Backup Officials Melt Under ‘Monday Night Football’ Spotlight
The Atlanta Falcons’ 27-21 win over the Denver Broncos last night put a prime-time spotlight on the struggles of replacement officials now in their second week of regular-season games.
With the National Football League’s regular officials locked out in a labor dispute, the backups worked a relatively criticism-free first week before drawing the ire of players and media members after Week 2, which was capped by mistake-plagued officiating and long delays in the 3-hour, 27-minute game at the Georgia Dome in Atlanta. The first quarter alone took 56 minutes as the officials frequently huddled in confusion.

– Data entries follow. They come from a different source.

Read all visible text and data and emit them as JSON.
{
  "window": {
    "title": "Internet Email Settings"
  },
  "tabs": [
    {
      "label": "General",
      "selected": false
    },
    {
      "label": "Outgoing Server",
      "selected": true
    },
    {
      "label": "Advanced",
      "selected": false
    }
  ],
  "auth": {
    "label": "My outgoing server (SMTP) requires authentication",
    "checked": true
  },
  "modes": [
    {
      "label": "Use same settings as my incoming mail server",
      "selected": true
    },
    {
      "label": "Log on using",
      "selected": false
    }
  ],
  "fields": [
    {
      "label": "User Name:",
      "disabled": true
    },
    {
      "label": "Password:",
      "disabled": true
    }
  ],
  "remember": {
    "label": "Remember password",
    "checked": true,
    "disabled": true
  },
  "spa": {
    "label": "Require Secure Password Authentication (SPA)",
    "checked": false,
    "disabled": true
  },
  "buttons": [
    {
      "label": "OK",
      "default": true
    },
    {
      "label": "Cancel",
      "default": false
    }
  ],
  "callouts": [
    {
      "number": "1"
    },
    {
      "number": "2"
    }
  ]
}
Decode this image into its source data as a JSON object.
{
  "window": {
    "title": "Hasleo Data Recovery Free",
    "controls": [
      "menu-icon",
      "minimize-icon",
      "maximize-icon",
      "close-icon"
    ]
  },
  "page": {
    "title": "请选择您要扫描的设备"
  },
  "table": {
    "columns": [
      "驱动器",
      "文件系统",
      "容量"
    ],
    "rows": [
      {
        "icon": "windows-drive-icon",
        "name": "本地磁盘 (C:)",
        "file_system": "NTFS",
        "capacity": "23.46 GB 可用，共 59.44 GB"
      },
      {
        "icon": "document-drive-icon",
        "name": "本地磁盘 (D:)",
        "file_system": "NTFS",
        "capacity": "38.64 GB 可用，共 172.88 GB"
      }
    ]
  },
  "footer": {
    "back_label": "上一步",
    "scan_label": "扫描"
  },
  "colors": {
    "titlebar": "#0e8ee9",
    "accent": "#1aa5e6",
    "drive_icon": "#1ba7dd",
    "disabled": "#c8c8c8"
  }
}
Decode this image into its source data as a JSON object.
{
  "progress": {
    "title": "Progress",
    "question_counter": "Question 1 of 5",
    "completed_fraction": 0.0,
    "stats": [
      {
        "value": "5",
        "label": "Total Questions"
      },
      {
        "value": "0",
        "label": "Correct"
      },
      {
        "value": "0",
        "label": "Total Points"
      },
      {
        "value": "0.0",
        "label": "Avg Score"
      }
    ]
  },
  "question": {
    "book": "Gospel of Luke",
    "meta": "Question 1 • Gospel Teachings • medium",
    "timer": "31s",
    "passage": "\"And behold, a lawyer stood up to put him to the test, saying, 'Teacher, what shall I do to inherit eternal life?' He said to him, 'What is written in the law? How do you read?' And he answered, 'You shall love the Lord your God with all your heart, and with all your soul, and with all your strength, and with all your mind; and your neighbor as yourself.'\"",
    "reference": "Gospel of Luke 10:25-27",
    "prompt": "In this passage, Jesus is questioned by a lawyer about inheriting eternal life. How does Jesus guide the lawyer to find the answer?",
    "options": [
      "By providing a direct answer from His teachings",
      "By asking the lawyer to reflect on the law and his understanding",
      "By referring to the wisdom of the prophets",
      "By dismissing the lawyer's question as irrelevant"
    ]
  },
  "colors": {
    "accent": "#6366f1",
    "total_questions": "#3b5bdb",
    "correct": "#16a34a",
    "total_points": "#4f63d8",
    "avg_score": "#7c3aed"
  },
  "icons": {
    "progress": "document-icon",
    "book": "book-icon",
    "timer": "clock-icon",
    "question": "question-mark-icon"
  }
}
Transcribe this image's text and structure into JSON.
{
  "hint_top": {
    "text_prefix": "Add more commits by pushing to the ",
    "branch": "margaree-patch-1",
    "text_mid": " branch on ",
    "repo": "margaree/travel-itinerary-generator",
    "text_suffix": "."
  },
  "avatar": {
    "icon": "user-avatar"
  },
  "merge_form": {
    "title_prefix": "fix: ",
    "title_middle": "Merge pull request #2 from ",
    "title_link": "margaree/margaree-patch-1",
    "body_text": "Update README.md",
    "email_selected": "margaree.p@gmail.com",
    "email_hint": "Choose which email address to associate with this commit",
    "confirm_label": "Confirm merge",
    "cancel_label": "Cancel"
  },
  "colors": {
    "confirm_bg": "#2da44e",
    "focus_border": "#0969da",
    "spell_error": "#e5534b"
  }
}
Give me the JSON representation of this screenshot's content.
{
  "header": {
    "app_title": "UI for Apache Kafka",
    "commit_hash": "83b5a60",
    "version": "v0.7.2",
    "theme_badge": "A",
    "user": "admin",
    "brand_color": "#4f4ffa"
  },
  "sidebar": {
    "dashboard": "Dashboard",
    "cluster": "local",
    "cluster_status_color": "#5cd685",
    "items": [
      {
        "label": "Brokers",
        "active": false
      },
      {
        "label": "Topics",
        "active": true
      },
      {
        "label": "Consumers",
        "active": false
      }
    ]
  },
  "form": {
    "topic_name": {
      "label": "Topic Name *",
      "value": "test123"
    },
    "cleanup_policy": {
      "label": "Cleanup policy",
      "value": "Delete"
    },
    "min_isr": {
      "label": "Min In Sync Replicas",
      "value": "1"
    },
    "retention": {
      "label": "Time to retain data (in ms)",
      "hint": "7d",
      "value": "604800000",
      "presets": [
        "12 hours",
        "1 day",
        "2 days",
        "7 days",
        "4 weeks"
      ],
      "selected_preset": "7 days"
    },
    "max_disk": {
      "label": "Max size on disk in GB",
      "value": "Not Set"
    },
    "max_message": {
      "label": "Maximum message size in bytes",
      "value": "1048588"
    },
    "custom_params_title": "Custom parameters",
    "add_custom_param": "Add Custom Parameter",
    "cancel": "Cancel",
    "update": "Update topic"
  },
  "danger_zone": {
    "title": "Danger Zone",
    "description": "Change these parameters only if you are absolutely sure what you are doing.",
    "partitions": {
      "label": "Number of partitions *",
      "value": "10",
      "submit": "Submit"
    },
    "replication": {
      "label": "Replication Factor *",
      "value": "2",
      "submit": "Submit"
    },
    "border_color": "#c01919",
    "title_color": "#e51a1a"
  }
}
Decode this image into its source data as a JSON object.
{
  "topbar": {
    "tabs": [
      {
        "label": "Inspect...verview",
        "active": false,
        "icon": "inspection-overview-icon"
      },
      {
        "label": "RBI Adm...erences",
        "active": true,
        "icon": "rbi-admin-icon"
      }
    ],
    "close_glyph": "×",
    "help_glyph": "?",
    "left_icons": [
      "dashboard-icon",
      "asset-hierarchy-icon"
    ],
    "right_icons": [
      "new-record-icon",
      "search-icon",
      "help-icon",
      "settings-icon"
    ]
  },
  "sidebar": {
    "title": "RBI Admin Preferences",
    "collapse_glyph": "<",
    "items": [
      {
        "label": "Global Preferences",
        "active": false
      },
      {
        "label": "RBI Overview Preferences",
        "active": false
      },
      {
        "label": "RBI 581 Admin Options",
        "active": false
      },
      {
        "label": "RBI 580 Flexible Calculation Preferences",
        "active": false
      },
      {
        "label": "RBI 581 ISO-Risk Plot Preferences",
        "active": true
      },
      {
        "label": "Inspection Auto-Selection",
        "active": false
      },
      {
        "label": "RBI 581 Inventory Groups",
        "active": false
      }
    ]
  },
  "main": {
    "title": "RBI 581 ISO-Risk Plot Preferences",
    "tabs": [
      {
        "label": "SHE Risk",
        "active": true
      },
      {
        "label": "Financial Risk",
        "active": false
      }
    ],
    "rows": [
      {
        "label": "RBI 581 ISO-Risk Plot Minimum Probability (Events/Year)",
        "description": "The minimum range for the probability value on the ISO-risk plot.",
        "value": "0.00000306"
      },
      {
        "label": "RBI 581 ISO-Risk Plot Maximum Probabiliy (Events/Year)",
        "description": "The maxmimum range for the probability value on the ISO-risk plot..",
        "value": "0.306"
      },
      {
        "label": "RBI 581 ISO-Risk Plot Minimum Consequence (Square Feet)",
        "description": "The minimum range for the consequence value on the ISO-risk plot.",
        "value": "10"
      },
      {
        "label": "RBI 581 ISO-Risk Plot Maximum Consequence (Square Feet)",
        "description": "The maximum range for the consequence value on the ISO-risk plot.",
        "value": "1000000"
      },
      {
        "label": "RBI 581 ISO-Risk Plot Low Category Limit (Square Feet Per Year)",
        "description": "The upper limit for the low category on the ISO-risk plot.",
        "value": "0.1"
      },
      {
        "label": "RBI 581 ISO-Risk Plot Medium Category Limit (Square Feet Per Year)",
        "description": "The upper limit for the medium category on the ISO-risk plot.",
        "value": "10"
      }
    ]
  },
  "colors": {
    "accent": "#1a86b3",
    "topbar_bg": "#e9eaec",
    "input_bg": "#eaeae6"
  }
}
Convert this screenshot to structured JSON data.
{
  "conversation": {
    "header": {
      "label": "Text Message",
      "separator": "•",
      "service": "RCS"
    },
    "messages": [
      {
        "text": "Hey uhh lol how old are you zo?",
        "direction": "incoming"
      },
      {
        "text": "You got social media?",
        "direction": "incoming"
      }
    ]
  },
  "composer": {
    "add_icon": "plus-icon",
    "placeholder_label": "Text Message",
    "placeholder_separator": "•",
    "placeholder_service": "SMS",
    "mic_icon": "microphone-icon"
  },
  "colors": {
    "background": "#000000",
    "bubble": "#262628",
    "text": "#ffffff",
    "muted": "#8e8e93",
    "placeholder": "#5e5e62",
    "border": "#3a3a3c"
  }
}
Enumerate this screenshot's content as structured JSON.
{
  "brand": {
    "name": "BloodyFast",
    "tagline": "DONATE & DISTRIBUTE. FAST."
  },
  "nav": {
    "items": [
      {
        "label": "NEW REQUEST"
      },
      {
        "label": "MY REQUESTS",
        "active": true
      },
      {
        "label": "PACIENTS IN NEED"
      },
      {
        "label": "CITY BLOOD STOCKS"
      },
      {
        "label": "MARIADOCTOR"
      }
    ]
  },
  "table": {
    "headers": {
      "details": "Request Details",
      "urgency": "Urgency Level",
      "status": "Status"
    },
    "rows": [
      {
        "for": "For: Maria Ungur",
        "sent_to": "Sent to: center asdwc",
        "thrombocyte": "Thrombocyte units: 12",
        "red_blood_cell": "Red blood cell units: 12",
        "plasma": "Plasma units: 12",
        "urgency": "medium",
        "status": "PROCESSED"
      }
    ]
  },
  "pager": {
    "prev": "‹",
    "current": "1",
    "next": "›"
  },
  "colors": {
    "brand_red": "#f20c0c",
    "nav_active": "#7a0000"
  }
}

“It was the longest first quarter that I’ve ever been involved in,” Falcons coach Mike Smith said at a news conference after the game.
The NFL defended the substitute officials, while also saying it was investigating whether one of them told LeSean McCoy of the Philadelphia Eagles that he had the running back on his fantasy football team.
Both teams’ first touchdowns came after video reviews reversed the referee’s on-field decision. The Falcons’ Michael Turner was thought to have scored only to have the play overturned because he landed short of the goal line. He scored on the next play. The officials also ruled that Demaryius Thomas failed to get both feet in bounds on Denver’s first touchdown. The replay showed a good catch.
A fumble by the Broncos’ Knowshon Moreno at the end of the first quarter left the officials confused about who recovered the ball. During the scrum, in which it was eventually ruled that the Falcons gained possession, Broncos center J.D. Walton appeared to shove an official and the Falcons’ Ray Edwards appeared to throw punches, which should have merited an ejection. Edwards was flagged for unnecessary roughness and allowed to continue playing.
Other officiating missteps included a pass interference call that overturned after video review showed that the pass was tipped, and a play in which the ball was spotted incorrectly following a defensive-holding penalty.
Complaints also came from the game’s broadcasters on ESPN, which pays $1.9 billion a year for the “Monday Night Football” rights. Play-by-play announcer Mike Tirico likened the officiating to having a substitute teacher, giving license to the players to misbehave.
With many of the NFL’s replacements having had officiating experience only below the highest level of college football, the troubles concluded a weekend of games plagued by officiating issues even before the first kickoff.
A side judge who was scheduled to work the New Orleans Saints’ game against the Carolina Panthers two days ago was removed from his duties the morning of the contest because he had posted photos on Facebook that showed he was a Saints’ fan.
The Baltimore Ravens’ Joe Flacco and Ray Lewis were publicly critical of officiating in the team’s 24-23 loss at the Philadelphia Eagles. Flacco said the substitutes were “affecting the integrity of the game.”
“For our league to be what it is we have to correct that,” Lewis added. “The time is now. How much longer are we going to go through this whole process?”
Washington Redskins cornerback DeAngelo Hall said yesterday, a day after his team lost 31-28 to the St. Louis Rams, “I’ve never been a part of a game that was that chippy.”
“I don’t know what they’re arguing about, but I’ve got a couple (million) on it, so let’s try to make it work,” Hall said to reporters, according to USA Today. “I’m sure the locker room could put up some cash and try to help the cause out.”
Among the first-week complaints was one by Buffalo Bills Pro Bowl defensive end Mario Williams, who said penalties against him weren’t called.
“Pass blocking doesn’t include hands to the face,” he said. “When someone tells the officials that, and they just walk away, or they don’t call it, that is disheartening.”
Greg Aiello, a spokesman for the league, said yesterday that officiating is “never perfect” and that the backups were “performing admirably under unprecedented scrutiny.”
“We are looking at how to improve officiating for the long term and that is an important part of the negotiations,” he said today in a separate statement.
Aiello also said the league was looking into McCoy’s statements about the referee’s fantasy football connection.
“They’re like fans,” McCoy told 94 WIP radio in Philadelphia. “One of the refs was talking about his fantasy team, like, ‘McCoy, come on, I need you for my fantasy.’”
Game officials aren’t permitted to play fantasy football, Aiello said.
The NFL and the NFL Referees Association are disputing pay, pensions and operational issues, causing the league to make a schedule for the replacements to work through Week 5 of the regular season, ESPN said.
A telephone interview left for Mike Arnold, the chief negotiator for the referees union, wasn’t immediately returned.
To contact the editor responsible for this story: Michael Sillup at firstname.lastname@example.org